__Input data__:
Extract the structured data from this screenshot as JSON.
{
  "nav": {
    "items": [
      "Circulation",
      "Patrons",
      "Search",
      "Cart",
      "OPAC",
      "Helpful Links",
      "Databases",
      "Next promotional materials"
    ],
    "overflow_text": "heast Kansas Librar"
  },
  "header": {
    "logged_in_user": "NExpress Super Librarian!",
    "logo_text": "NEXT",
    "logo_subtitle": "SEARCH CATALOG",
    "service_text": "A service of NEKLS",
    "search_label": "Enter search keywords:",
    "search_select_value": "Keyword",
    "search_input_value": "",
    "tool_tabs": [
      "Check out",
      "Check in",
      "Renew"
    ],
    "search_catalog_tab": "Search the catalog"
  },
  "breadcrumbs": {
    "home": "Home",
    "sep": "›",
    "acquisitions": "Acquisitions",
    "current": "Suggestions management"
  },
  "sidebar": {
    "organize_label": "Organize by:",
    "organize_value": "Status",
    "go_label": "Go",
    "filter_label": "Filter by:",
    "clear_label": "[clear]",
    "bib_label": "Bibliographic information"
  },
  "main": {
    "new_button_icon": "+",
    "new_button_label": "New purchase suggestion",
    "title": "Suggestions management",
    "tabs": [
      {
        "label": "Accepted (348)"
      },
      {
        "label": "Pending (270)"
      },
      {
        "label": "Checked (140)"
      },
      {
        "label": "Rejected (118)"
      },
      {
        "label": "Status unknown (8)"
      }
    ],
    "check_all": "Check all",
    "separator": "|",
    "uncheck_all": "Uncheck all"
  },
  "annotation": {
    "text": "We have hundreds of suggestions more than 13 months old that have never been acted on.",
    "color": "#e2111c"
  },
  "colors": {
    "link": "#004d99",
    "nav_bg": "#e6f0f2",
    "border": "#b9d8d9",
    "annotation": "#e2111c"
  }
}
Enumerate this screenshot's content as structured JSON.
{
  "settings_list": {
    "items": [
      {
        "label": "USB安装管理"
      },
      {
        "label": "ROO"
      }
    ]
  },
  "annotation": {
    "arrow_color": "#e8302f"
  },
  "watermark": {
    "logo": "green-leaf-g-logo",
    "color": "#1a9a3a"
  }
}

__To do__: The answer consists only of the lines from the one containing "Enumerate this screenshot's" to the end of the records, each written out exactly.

__Answer to the problem__:
Enumerate this screenshot's content as structured JSON.
{
  "settings_list": {
    "items": [
      {
        "label": "USB安装管理"
      },
      {
        "label": "ROO"
      }
    ]
  },
  "annotation": {
    "arrow_color": "#e8302f"
  },
  "watermark": {
    "logo": "green-leaf-g-logo",
    "color": "#1a9a3a"
  }
}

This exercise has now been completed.